• What is required: What lines of the data below include the word "value"? Report them by copying each.
Provided data Block Start
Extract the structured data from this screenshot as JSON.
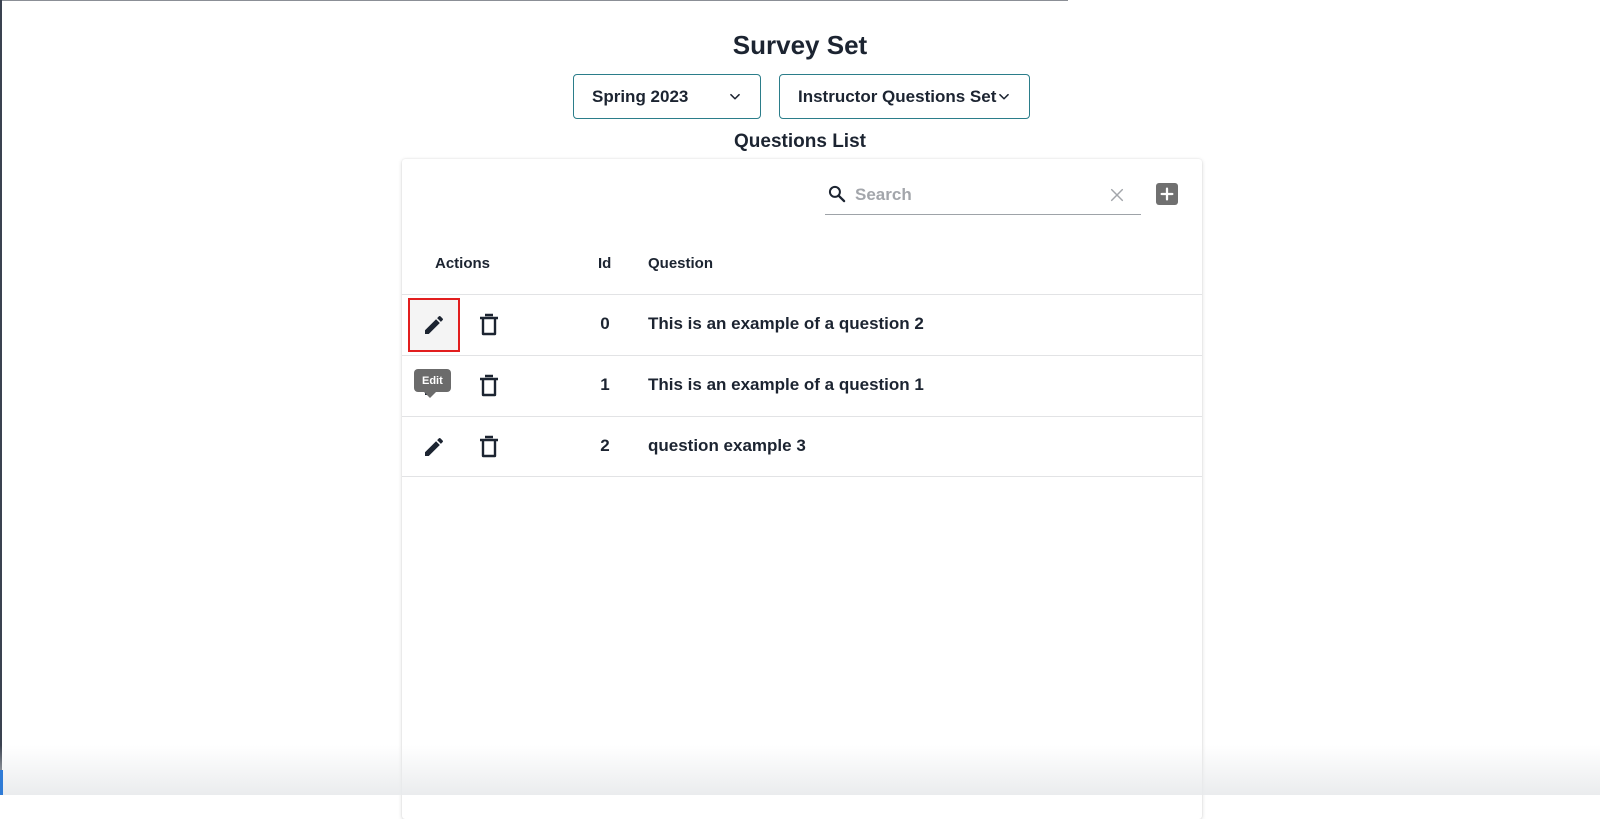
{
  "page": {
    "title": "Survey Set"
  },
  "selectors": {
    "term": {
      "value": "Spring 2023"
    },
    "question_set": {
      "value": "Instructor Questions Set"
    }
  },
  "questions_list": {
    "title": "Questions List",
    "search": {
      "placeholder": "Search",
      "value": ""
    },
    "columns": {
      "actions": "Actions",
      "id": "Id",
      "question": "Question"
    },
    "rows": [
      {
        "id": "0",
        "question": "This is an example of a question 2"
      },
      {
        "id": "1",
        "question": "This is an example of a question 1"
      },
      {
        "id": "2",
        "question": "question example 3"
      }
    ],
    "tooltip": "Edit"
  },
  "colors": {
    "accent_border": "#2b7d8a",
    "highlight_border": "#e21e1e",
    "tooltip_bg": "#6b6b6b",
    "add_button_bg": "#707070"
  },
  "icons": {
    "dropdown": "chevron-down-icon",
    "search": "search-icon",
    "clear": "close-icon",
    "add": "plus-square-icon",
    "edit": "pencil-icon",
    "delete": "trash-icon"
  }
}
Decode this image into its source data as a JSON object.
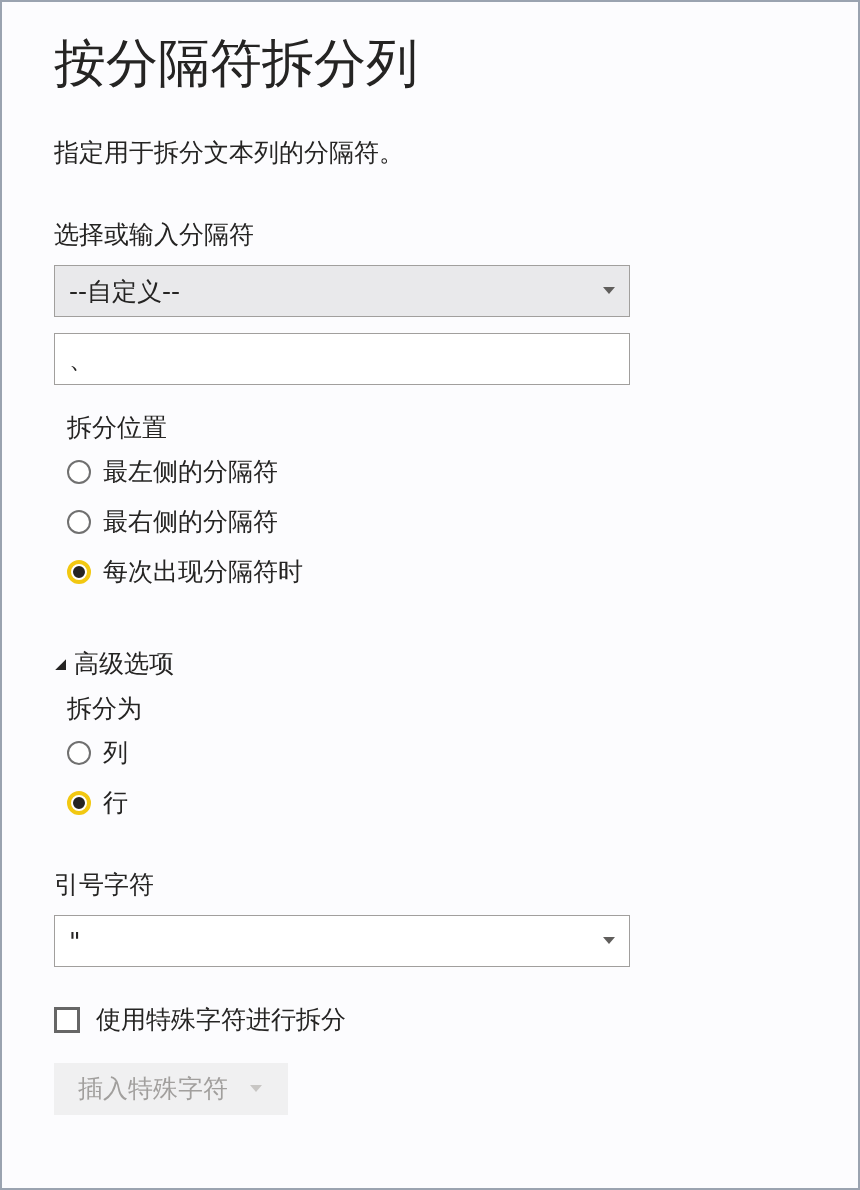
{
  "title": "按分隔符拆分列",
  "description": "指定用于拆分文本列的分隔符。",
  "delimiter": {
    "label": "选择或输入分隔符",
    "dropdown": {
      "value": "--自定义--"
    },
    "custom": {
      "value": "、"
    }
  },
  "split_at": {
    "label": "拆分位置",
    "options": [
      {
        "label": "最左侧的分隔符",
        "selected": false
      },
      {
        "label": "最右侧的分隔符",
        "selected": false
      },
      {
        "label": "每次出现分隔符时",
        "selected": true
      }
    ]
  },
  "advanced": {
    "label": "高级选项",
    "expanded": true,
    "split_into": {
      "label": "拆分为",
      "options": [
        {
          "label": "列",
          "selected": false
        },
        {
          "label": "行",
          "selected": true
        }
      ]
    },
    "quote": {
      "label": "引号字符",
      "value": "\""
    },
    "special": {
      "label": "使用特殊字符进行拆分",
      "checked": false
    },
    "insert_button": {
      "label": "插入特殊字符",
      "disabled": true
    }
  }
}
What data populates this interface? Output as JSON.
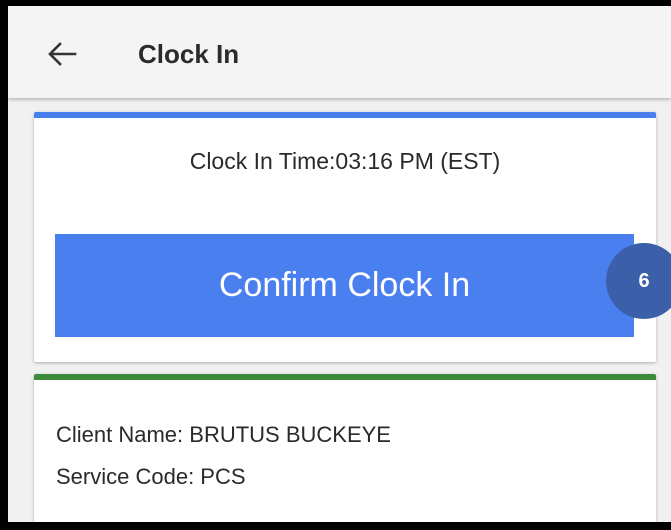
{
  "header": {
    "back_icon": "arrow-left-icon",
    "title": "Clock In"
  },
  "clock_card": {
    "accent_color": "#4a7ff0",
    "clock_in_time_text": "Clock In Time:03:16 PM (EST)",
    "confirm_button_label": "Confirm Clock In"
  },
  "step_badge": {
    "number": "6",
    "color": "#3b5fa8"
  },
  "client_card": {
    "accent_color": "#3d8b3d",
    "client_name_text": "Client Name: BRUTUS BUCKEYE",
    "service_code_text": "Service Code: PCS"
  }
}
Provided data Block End
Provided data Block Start
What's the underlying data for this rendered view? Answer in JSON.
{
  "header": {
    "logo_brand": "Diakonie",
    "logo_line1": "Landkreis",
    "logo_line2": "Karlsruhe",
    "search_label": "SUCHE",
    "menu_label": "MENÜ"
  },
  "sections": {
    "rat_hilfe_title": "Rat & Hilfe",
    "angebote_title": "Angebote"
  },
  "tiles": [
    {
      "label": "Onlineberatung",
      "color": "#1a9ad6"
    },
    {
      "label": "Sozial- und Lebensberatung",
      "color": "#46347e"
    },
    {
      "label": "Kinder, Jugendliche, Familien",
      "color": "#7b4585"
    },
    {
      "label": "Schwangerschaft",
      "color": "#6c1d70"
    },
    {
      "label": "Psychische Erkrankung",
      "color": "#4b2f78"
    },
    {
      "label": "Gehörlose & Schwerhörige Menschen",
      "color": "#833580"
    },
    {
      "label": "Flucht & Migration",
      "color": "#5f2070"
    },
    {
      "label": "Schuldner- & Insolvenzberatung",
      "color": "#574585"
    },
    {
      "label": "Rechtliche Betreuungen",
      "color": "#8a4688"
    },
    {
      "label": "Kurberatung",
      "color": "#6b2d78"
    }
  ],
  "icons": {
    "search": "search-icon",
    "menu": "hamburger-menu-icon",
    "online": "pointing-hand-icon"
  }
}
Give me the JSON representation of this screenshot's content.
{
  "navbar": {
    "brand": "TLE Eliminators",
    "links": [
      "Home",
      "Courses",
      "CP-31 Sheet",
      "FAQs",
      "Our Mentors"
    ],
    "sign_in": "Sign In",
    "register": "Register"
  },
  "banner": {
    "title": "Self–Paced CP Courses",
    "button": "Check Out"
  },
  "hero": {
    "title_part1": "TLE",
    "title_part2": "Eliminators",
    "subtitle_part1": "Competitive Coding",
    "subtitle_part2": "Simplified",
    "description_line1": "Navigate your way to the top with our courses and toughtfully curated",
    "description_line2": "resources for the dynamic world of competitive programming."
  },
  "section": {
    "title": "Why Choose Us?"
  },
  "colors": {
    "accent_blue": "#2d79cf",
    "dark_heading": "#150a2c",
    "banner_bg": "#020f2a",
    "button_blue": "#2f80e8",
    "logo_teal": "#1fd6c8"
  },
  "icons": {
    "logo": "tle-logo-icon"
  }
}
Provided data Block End
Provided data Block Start
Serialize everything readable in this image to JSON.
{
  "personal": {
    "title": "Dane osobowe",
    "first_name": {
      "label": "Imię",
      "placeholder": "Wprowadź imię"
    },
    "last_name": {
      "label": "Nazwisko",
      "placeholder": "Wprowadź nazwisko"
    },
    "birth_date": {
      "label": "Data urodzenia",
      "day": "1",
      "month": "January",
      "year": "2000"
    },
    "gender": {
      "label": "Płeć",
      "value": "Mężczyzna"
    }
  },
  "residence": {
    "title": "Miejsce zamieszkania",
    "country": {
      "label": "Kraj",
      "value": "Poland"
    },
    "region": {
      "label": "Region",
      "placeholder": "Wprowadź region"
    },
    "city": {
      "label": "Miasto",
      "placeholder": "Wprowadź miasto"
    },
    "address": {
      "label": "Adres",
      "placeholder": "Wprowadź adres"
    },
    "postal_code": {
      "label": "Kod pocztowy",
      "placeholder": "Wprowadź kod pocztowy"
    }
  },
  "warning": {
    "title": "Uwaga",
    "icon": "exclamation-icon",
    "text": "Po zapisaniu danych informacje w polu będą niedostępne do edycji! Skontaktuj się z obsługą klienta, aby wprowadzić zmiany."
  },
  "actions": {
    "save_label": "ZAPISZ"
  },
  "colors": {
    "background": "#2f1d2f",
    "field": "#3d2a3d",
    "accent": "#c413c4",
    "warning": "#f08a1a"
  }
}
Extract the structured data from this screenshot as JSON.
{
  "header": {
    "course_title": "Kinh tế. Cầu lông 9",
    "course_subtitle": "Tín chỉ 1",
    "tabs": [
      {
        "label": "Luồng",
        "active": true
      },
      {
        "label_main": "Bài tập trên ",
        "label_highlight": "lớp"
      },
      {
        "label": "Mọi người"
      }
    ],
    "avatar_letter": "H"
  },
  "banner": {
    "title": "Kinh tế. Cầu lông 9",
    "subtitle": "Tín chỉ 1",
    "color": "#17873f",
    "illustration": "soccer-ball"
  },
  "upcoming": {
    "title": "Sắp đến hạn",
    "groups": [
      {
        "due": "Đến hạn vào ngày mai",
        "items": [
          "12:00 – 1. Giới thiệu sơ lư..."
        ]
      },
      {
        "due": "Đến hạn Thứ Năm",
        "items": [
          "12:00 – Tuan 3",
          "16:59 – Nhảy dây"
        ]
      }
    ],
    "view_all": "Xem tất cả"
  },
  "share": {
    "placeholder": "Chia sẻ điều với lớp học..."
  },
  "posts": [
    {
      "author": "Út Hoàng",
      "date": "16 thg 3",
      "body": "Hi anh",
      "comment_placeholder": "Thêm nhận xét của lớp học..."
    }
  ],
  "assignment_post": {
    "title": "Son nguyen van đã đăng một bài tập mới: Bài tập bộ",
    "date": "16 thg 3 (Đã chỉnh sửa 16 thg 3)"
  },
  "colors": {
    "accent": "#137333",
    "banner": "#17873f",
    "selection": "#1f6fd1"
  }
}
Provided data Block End
• Answer to this task:
      "value": "Spring 2023"
      "value": "Instructor Questions Set"
      "value": ""
      "value": "--自定义--"
      "value": "、"
      "value": "\""
      "value": "Mężczyzna"
      "value": "Poland"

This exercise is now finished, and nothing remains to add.